Abstract: Like all estuaries, Tampa Bay is an exceptionally dynamic environment where the encroaching sea has transformed once-terrestrial landscapes into littoral ecosystems conditioned by patterns in salinity, surf, and tide. This history of near-constant change makes it difficult for archaeologists to understand the character and distribution of the ancient habitats utilized and managed by ancestral Native American communities. However, estuaries are also places of deposition where accumulating sediments often preserve a record of past environmental transformations. My present research in Tampa Bay is focused on reconstructing the ancient landscapes and seascapes that encompassed and surrounded habitation sites. In this talk, I’ll discuss an ongoing program of vibration coring, percussion coring, and excavation centered at well-preserved Woodland-period (ca. 1000 BC – AD 1050) midden-mound sites in Upper Tampa Bay, Cockroach Bay, and Weedon Island Preserve. Preliminary results reveal complex histories of marine flooding, seascape development, and transformation that contextualize archaeological patterns and inspire novel hypotheses for interpreting ancient shellworks.

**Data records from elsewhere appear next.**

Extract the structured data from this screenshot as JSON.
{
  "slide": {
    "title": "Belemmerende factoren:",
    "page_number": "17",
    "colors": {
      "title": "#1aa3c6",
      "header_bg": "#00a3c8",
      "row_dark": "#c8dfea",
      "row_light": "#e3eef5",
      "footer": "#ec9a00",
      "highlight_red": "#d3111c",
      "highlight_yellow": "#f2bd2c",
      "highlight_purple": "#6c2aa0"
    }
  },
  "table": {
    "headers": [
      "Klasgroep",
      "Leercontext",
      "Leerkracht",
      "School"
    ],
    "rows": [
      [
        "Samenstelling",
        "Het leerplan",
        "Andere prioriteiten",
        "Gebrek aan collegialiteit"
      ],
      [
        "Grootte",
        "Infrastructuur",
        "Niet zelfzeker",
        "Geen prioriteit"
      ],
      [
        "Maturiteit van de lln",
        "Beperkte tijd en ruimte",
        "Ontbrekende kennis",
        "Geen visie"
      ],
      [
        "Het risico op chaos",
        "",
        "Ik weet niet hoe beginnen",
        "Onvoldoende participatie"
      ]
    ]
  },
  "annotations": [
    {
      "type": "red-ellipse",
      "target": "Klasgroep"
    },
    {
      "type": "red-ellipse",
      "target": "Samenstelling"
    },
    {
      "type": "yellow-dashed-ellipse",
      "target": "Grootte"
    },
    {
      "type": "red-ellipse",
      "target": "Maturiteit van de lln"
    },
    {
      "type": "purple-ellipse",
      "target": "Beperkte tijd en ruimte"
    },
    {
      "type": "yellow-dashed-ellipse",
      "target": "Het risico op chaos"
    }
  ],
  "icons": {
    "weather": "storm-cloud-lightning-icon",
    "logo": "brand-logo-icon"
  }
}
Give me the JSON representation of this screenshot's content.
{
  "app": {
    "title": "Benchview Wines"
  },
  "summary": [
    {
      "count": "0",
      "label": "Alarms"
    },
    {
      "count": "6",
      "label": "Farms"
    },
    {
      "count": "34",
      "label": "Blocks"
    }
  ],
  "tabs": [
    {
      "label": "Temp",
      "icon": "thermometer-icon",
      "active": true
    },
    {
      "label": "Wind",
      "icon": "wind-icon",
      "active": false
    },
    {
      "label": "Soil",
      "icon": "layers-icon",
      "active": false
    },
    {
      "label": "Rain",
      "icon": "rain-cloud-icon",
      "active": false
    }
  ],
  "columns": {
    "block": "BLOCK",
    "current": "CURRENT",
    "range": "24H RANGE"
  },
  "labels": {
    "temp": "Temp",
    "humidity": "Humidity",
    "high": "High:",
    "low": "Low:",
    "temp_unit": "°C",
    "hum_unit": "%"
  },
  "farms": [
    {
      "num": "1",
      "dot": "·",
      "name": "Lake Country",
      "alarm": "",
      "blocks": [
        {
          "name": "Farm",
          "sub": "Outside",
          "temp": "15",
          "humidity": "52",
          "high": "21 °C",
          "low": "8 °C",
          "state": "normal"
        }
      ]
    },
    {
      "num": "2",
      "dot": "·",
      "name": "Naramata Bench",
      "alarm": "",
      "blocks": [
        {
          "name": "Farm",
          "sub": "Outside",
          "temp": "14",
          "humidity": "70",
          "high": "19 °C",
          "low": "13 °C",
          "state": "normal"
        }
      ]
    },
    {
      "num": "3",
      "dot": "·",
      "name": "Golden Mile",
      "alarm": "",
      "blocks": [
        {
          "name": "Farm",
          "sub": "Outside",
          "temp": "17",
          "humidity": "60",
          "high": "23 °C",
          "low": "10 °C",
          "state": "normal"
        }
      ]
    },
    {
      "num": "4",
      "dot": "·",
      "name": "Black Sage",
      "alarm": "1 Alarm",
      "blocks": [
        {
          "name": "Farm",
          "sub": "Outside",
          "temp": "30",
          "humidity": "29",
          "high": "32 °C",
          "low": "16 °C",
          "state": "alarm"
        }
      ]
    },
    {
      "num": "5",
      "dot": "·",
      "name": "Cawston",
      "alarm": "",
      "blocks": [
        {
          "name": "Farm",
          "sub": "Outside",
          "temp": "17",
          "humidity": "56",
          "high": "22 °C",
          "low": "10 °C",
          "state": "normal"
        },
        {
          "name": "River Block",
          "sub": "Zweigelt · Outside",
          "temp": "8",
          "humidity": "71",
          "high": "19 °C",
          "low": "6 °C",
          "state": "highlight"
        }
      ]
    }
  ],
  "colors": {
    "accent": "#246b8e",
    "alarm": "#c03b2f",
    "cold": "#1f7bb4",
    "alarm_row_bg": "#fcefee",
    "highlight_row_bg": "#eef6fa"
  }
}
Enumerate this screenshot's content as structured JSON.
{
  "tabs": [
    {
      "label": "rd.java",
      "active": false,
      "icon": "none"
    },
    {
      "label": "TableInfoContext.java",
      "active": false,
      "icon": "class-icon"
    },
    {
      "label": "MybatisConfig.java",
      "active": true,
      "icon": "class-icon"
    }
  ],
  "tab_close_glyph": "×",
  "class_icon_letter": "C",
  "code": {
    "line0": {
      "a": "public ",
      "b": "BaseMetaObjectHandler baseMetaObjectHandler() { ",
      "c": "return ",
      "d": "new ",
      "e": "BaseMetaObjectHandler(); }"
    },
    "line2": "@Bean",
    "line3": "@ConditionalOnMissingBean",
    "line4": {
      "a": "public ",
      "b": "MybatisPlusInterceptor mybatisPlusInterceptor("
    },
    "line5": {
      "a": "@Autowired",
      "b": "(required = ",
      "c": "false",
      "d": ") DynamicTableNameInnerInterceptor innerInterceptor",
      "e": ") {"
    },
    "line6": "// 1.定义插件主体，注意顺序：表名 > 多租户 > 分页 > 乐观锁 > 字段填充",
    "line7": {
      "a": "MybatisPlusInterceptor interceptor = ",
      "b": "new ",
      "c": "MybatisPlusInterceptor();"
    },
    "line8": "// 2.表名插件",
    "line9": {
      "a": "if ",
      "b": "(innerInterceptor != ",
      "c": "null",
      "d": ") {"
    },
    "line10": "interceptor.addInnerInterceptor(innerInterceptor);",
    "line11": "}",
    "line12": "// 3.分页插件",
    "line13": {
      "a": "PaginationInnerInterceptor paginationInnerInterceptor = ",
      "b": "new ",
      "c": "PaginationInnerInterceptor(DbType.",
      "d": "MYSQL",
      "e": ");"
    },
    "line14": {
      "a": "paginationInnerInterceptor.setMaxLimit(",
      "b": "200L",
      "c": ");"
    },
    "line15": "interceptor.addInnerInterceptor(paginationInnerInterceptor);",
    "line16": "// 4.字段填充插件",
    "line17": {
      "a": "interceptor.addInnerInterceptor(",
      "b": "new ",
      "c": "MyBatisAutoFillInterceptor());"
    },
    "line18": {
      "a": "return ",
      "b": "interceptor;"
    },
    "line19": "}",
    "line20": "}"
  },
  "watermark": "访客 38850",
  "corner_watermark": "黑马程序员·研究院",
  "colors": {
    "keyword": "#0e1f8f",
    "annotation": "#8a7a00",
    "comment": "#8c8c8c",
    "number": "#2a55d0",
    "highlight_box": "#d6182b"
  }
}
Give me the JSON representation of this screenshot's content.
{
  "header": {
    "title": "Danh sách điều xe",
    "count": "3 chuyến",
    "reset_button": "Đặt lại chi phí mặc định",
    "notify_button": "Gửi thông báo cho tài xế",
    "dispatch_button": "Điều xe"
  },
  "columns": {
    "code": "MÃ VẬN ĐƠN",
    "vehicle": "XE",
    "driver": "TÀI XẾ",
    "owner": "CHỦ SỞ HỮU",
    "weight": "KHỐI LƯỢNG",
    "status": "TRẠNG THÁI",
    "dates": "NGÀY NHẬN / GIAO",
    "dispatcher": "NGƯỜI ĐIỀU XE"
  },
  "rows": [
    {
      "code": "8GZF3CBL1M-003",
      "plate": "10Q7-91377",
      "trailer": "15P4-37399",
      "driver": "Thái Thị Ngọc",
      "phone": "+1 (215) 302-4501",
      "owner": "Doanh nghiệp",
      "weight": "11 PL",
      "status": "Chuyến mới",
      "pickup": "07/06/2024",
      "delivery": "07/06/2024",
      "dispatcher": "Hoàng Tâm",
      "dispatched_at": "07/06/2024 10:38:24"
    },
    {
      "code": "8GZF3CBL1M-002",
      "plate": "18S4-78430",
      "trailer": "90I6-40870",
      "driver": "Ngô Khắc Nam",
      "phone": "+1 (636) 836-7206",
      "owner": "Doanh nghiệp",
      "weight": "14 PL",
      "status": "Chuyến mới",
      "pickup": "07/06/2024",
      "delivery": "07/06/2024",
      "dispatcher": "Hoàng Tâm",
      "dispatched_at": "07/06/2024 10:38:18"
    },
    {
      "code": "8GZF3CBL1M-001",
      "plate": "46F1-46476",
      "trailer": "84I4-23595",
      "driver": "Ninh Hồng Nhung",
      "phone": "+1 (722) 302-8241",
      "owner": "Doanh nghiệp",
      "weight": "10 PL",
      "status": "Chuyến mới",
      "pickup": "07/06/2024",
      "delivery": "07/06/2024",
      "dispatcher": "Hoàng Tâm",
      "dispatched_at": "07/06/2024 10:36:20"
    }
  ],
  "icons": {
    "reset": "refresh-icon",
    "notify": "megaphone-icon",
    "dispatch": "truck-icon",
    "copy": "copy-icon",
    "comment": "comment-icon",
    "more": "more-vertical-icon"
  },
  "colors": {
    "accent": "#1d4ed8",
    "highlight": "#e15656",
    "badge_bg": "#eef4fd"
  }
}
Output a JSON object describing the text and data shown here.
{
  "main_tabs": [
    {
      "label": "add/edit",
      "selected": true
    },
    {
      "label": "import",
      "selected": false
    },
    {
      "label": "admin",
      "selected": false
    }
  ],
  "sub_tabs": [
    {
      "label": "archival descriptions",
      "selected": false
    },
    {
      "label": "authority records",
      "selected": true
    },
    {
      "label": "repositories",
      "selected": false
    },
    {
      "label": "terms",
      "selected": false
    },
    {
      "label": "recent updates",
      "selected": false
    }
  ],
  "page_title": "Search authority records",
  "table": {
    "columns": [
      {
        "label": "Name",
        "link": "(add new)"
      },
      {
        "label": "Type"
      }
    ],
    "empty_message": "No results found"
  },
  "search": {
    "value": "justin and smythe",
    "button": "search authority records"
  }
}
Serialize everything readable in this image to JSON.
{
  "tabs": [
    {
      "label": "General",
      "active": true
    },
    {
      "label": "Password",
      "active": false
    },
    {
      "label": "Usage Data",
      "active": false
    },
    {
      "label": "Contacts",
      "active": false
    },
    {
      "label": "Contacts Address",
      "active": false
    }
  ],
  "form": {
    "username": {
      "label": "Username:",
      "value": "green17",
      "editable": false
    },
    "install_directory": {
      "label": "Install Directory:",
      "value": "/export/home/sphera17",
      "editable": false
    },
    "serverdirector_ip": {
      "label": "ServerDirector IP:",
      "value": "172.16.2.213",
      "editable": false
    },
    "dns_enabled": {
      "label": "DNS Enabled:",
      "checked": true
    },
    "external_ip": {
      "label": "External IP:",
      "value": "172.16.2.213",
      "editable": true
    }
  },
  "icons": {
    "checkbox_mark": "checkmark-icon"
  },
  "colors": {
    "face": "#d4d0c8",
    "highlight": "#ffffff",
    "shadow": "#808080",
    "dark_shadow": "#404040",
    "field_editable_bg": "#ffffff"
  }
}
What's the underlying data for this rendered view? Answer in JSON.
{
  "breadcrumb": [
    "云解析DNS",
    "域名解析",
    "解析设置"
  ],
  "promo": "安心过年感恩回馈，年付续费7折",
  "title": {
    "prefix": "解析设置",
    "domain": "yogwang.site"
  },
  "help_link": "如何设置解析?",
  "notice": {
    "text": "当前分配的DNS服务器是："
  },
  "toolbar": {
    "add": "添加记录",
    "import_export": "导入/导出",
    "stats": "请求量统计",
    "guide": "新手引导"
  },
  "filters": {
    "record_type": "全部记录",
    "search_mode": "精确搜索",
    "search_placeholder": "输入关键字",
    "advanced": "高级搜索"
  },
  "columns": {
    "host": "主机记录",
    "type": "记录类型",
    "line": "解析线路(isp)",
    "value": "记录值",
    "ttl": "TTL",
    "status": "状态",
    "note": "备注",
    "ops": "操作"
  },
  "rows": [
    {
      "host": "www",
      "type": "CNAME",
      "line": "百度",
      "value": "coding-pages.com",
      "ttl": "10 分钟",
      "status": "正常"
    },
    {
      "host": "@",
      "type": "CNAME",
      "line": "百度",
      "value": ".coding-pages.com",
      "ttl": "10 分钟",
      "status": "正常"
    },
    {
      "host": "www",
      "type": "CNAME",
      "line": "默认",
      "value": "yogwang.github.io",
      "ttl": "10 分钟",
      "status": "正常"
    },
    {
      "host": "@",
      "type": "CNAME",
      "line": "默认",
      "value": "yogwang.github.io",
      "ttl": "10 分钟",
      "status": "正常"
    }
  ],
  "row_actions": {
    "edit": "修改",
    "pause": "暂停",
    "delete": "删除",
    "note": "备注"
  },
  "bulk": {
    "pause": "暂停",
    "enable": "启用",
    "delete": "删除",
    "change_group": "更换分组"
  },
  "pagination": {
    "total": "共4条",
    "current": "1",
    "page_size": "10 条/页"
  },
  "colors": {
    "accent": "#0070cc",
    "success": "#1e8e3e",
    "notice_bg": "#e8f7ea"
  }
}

Kendal Jackson is a Ph.D. candidate in Applied Anthropology at the University of South Florida. His research focuses on paleoenvironment and how past societies have shaped the trajectory of long-term ecological processes. His dissertation research is focused on understanding the roles that ancestral Native American societies played in the establishment and transformation of nearshore estuarine ecosystems across the late-Holocene.

Heather Draskovich, M.A. Student, USF

Rethinking Settlement Patterns at the Weeden Island Site (8PI1)

Abstract: The Weeden Island site (8PI1), despite its importance as a Weeden Island period (AD 200-900) ceremonial center and type site for the ceramic series bearing its name, has largely remained poorly-dated. With a limited amount of dates available to archaeologists, yielded from an intensive focus on only small portions of the site, there has continued to be a lack of the temporal and spatial control needed to answer many of the big questions involving change at the Weeden Island site. Through the execution of shovel testing in previously uninvestigated areas of the site, as well as analysis of material from past excavations, new radiocarbon dates have been obtained to help build a better chronology of the site. This research models newly acquired radiocarbon dates with those from previous research to aid in further understanding of the settlement patterning and landscape use of the Weeden Island site.

Heather Draskovich is a master’s student in the Department of Anthropology at the University of South Florida. Her research focuses on landscape use on a site-level scale around Tampa Bay. Her master’s research centers around the pre-Columbian settlement patterning and use of the Weeden Island site.